Revenues are also down, way down. According to NAUH's last quarterly report, "FY 2018 annual revenues were $77.2 million, compared to $86.6 million in the prior year."
National American University's campuses are small, but most are too expensive to maintain. It appears that more than a dozen schools have closed or are in the process of closing.

Revenue + Earnings
(2015) 117.9M (-6.7M)
(2016) 96.1M (-8.2M)
(2017) 86.6M (-7.8M)
(2018) 77.2M (-12.3M)

Nearly all students are now learning online or through hybrid education. NAU has 4,6817 students in its online programs, 617 students at its campuses, and 747 students attend hybrid learning locations.

(2015) 9,519
(2016) 8,185
(2017) 6,703
(2018) 5,648

In 2016, National American University began closing campuses.  In 2018, they continue to consolidate and downsize.  

National American University Campus Populations 
(Source: National Center for Education Statistics)

Salem, VA  980
Kettering, OH  22
Lexington, KY 233
Youngstown, OH  34
Albuquerque, NM (2) 190+163
Austin, TX (2) 222+?
Bellevue, NE 98
Bloomington, MN 68
Brooklyn Center, MN 125
Burnsville, MN 44
San Antonio, TX  287
Centennial, CO  176
Colorado Springs, CO (2) 196 + 152
Ellsworth AFB, SD  295
Garden City, KS  48
Georgetown, TX   138
Houston, TX   77
Independence, MO  255
Indianapolis, IN  96
Lee's Summit, MO    154
Lewisville, TX  107
Mesquite, TX   105
Overland Park, KS  207
Rapid City, SD  1,346
Richardson, TX  150
Rochester, MN  81
Roseville, MN  99
Sioux Falls, SD  219
Tulsa, OK  172
Watertown, SD  70
Aurora, Co (Westwood teachout site) ?
Wichita, KS (2) 130+90
Kansas City, MO  149 

It Gets Worse
National American may gain some attention--in a bad way--because it shows few signs that it can survive.

The 2018 year started out rough, with the unsealing of a False Claims lawsuit by a former NAUH official.

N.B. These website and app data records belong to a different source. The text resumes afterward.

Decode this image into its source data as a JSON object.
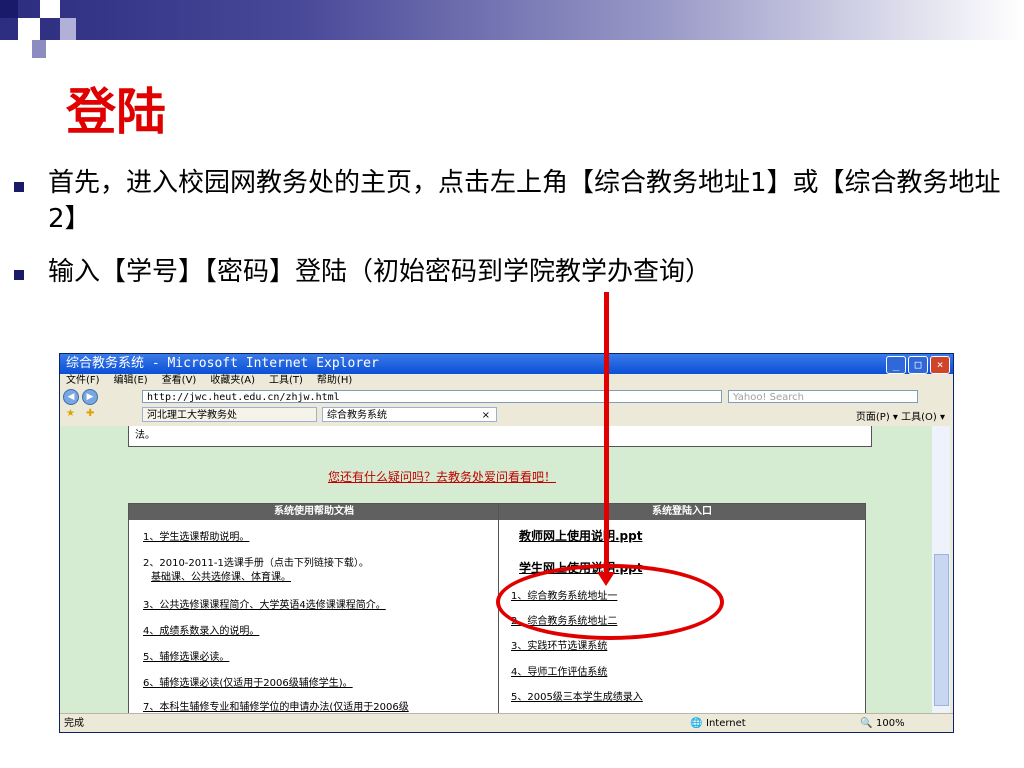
{
  "slide": {
    "title": "登陆",
    "bullets": [
      "首先，进入校园网教务处的主页，点击左上角【综合教务地址1】或【综合教务地址2】",
      "输入【学号】【密码】登陆（初始密码到学院教学办查询）"
    ]
  },
  "browser": {
    "title": "综合教务系统 - Microsoft Internet Explorer",
    "menu": [
      "文件(F)",
      "编辑(E)",
      "查看(V)",
      "收藏夹(A)",
      "工具(T)",
      "帮助(H)"
    ],
    "address": "http://jwc.heut.edu.cn/zhjw.html",
    "search_placeholder": "Yahoo! Search",
    "tabs": [
      "河北理工大学教务处",
      "综合教务系统"
    ],
    "tab_tools": "页面(P) ▾  工具(O) ▾",
    "status_left": "完成",
    "status_zone": "Internet",
    "zoom": "100%"
  },
  "page": {
    "top_text": "法。",
    "question": "您还有什么疑问吗？去教务处爱问看看吧！",
    "left_panel": {
      "heading": "系统使用帮助文档",
      "items": [
        "1、学生选课帮助说明。",
        "2、2010-2011-1选课手册（点击下列链接下载）。",
        "基础课、公共选修课、体育课。",
        "3、公共选修课课程简介、大学英语4选修课课程简介。",
        "4、成绩系数录入的说明。",
        "5、辅修选课必读。",
        "6、辅修选课必读(仅适用于2006级辅修学生)。",
        "7、本科生辅修专业和辅修学位的申请办法(仅适用于2006级"
      ]
    },
    "right_panel": {
      "heading": "系统登陆入口",
      "teacher_link": "教师网上使用说明.ppt",
      "student_link": "学生网上使用说明.ppt",
      "entries": [
        "1、综合教务系统地址一",
        "2、综合教务系统地址二",
        "3、实践环节选课系统",
        "4、导师工作评估系统",
        "5、2005级三本学生成绩录入"
      ]
    }
  },
  "colors": {
    "accent_red": "#e00000",
    "title_blue": "#0a4fd6",
    "content_green": "#d6ecd2"
  }
}
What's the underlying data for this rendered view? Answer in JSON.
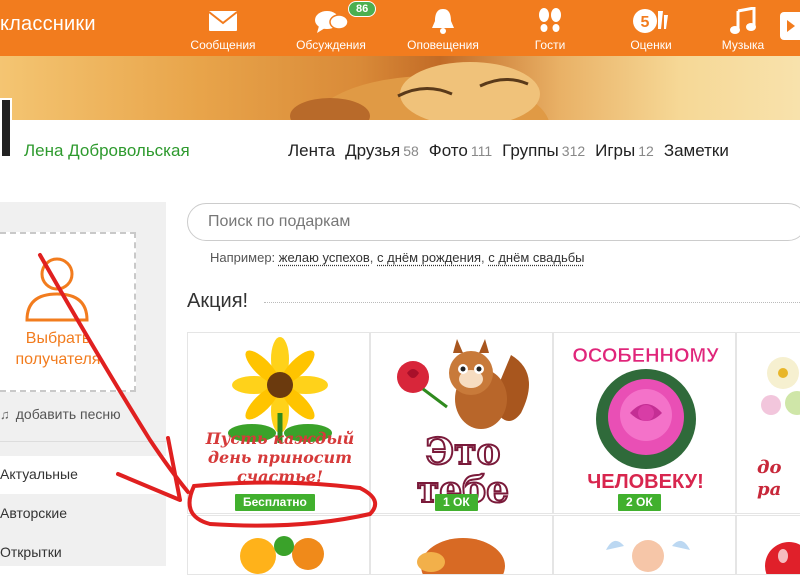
{
  "header": {
    "brand": "классники",
    "nav": [
      {
        "label": "Сообщения",
        "icon": "envelope-icon"
      },
      {
        "label": "Обсуждения",
        "icon": "chat-bubbles-icon",
        "badge": "86"
      },
      {
        "label": "Оповещения",
        "icon": "bell-icon"
      },
      {
        "label": "Гости",
        "icon": "footprints-icon"
      },
      {
        "label": "Оценки",
        "icon": "ratings-icon"
      },
      {
        "label": "Музыка",
        "icon": "music-note-icon"
      }
    ]
  },
  "profile": {
    "name": "Лена Добровольская",
    "tabs": [
      {
        "label": "Лента",
        "count": ""
      },
      {
        "label": "Друзья",
        "count": "58"
      },
      {
        "label": "Фото",
        "count": "111"
      },
      {
        "label": "Группы",
        "count": "312"
      },
      {
        "label": "Игры",
        "count": "12"
      },
      {
        "label": "Заметки",
        "count": ""
      }
    ]
  },
  "sidebar": {
    "recipient_label": "Выбрать получателя",
    "add_song": "добавить песню",
    "items": [
      "Актуальные",
      "Авторские",
      "Открытки"
    ],
    "active_index": 0
  },
  "search": {
    "placeholder": "Поиск по подаркам",
    "examples_prefix": "Например:",
    "examples": [
      "желаю успехов",
      "с днём рождения",
      "с днём свадьбы"
    ]
  },
  "section": {
    "title": "Акция!"
  },
  "gifts": [
    {
      "caption": "Пусть каждый день приносит счастье!",
      "price": "Бесплатно"
    },
    {
      "caption": "Это тебе",
      "price": "1 ОК"
    },
    {
      "caption_top": "ОСОБЕННОМУ",
      "caption_bottom": "ЧЕЛОВЕКУ!",
      "price": "2 ОК"
    },
    {
      "caption": "до ра",
      "price": ""
    }
  ],
  "colors": {
    "brand_orange": "#f27c1e",
    "price_green": "#41b02e",
    "user_green": "#2e9a2e",
    "annotation_red": "#e02020"
  }
}
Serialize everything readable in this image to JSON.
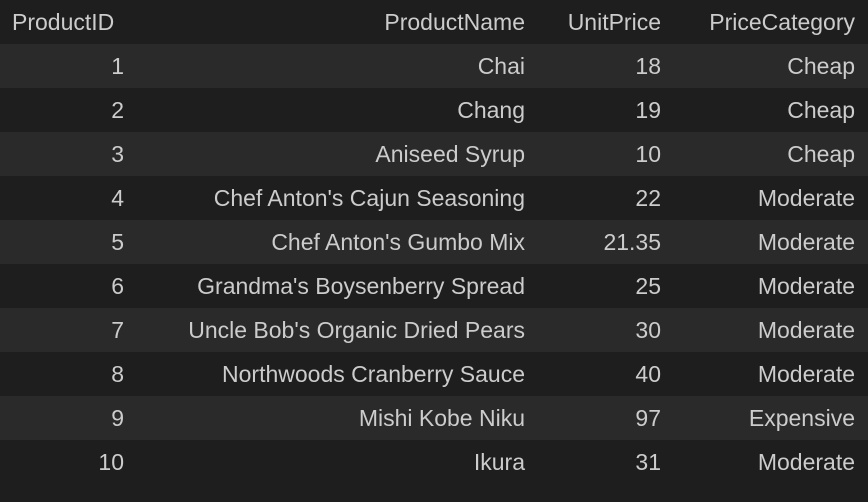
{
  "table": {
    "columns": [
      "ProductID",
      "ProductName",
      "UnitPrice",
      "PriceCategory"
    ],
    "rows": [
      [
        "1",
        "Chai",
        "18",
        "Cheap"
      ],
      [
        "2",
        "Chang",
        "19",
        "Cheap"
      ],
      [
        "3",
        "Aniseed Syrup",
        "10",
        "Cheap"
      ],
      [
        "4",
        "Chef Anton's Cajun Seasoning",
        "22",
        "Moderate"
      ],
      [
        "5",
        "Chef Anton's Gumbo Mix",
        "21.35",
        "Moderate"
      ],
      [
        "6",
        "Grandma's Boysenberry Spread",
        "25",
        "Moderate"
      ],
      [
        "7",
        "Uncle Bob's Organic Dried Pears",
        "30",
        "Moderate"
      ],
      [
        "8",
        "Northwoods Cranberry Sauce",
        "40",
        "Moderate"
      ],
      [
        "9",
        "Mishi Kobe Niku",
        "97",
        "Expensive"
      ],
      [
        "10",
        "Ikura",
        "31",
        "Moderate"
      ]
    ]
  },
  "colors": {
    "background": "#1e1e1e",
    "row_stripe": "#2a2a2a",
    "text": "#cccccc"
  }
}
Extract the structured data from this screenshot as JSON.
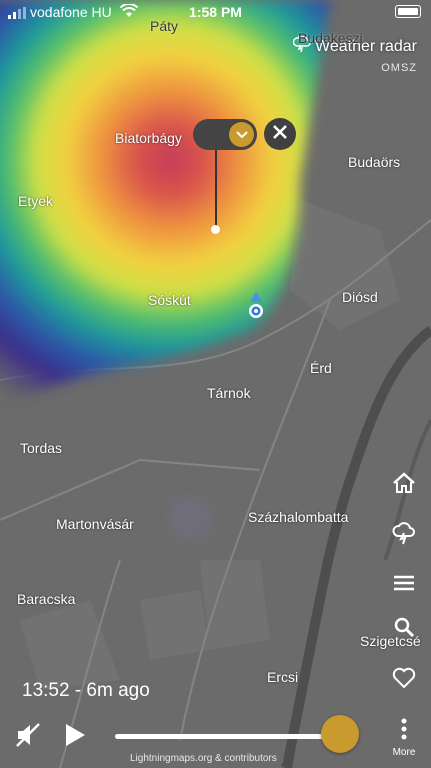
{
  "status_bar": {
    "carrier": "vodafone HU",
    "time": "1:58 PM"
  },
  "radar": {
    "title": "Weather radar",
    "source": "OMSZ"
  },
  "places": [
    {
      "name": "Páty",
      "style": "dark"
    },
    {
      "name": "Budakeszi",
      "style": "dark"
    },
    {
      "name": "Biatorbágy",
      "style": "light"
    },
    {
      "name": "Budaörs",
      "style": "light"
    },
    {
      "name": "Etyek",
      "style": "light"
    },
    {
      "name": "Sóskút",
      "style": "light"
    },
    {
      "name": "Diósd",
      "style": "light"
    },
    {
      "name": "Érd",
      "style": "light"
    },
    {
      "name": "Tárnok",
      "style": "light"
    },
    {
      "name": "Tordas",
      "style": "light"
    },
    {
      "name": "Martonvásár",
      "style": "light"
    },
    {
      "name": "Százhalombatta",
      "style": "light"
    },
    {
      "name": "Baracska",
      "style": "light"
    },
    {
      "name": "Szigetcsé",
      "style": "light"
    },
    {
      "name": "Ercsi",
      "style": "light"
    }
  ],
  "side_buttons": [
    {
      "name": "home-icon"
    },
    {
      "name": "storm-icon"
    },
    {
      "name": "menu-icon"
    },
    {
      "name": "search-icon"
    },
    {
      "name": "heart-icon"
    }
  ],
  "more_label": "More",
  "playback": {
    "timestamp": "13:52 - 6m ago",
    "progress": 0.98,
    "credit": "Lightningmaps.org & contributors"
  },
  "colors": {
    "accent": "#c99a2e",
    "map_base": "#6e6e6e"
  }
}
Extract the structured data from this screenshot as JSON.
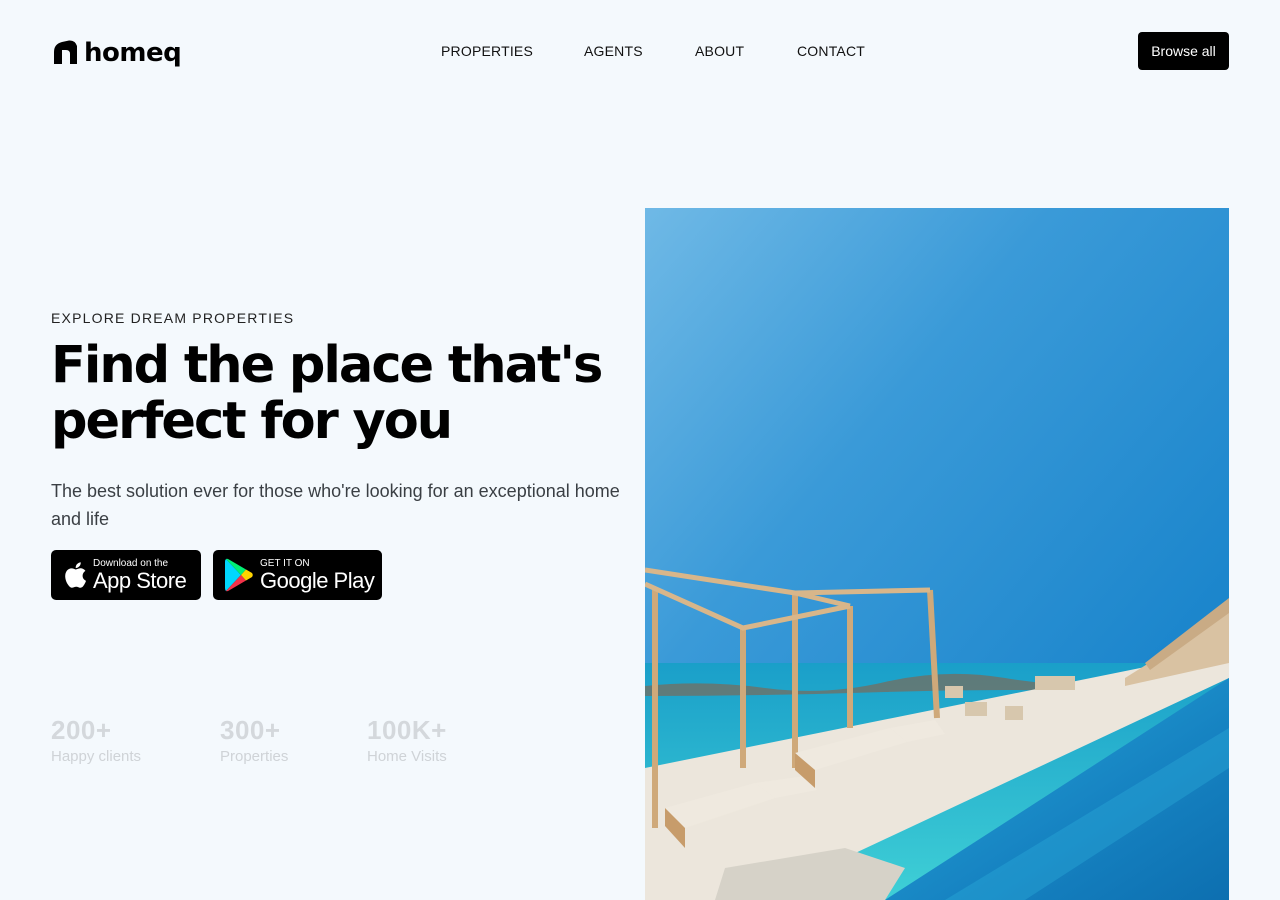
{
  "brand": {
    "name": "homeq"
  },
  "nav": {
    "items": [
      "PROPERTIES",
      "AGENTS",
      "ABOUT",
      "CONTACT"
    ],
    "cta_label": "Browse all"
  },
  "hero": {
    "eyebrow": "EXPLORE DREAM PROPERTIES",
    "title": "Find the place that's perfect for you",
    "subtitle": "The best solution ever for those who're looking for an exceptional home and life",
    "app_store": {
      "small": "Download on the",
      "big": "App Store"
    },
    "google_play": {
      "small": "GET IT ON",
      "big": "Google Play"
    },
    "stats": [
      {
        "value": "200+",
        "label": "Happy clients"
      },
      {
        "value": "300+",
        "label": "Properties"
      },
      {
        "value": "100K+",
        "label": "Home Visits"
      }
    ]
  },
  "colors": {
    "background": "#f4f9fd",
    "cta": "#000000",
    "stat_muted": "#d4d8dc"
  },
  "icons": {
    "logo": "house-roof-mark",
    "app_store": "apple-icon",
    "google_play": "play-triangle-icon"
  }
}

The lawsuit alleged that the school defrauded the US government out of millions of dollars in a student aid program, unlawfully paid bonuses to university employees for recruiting students and rigged the accreditation for its medical assisting program.
As part of its cost cutting, almost all of NAU's students are now online, which usually results in lower graduation rates--and more students who cannot repay their student loans.
NAUH has now been been forced to mortgage its properties for $8M in order to maintain liquidity. The loan is with Black Hills Community Bank. While the conditions may be favorable, maybe too favorable, business deals like this sound reminiscent of other subprime colleges before they failed.

NAUH Cash (in thousands)
(2015) 23,300
(2016) 21,713
(2017) 11,974
(2018) 5,324

NAUH's debt surpassed its equity value in May 2018. 

At this point, only one investor stands between NAUH and delisting--T. Rowe Price, a huge company that can afford to lose a little money in spots. But with all other institutional investors out, how long will T. Rowe Price keep their shares?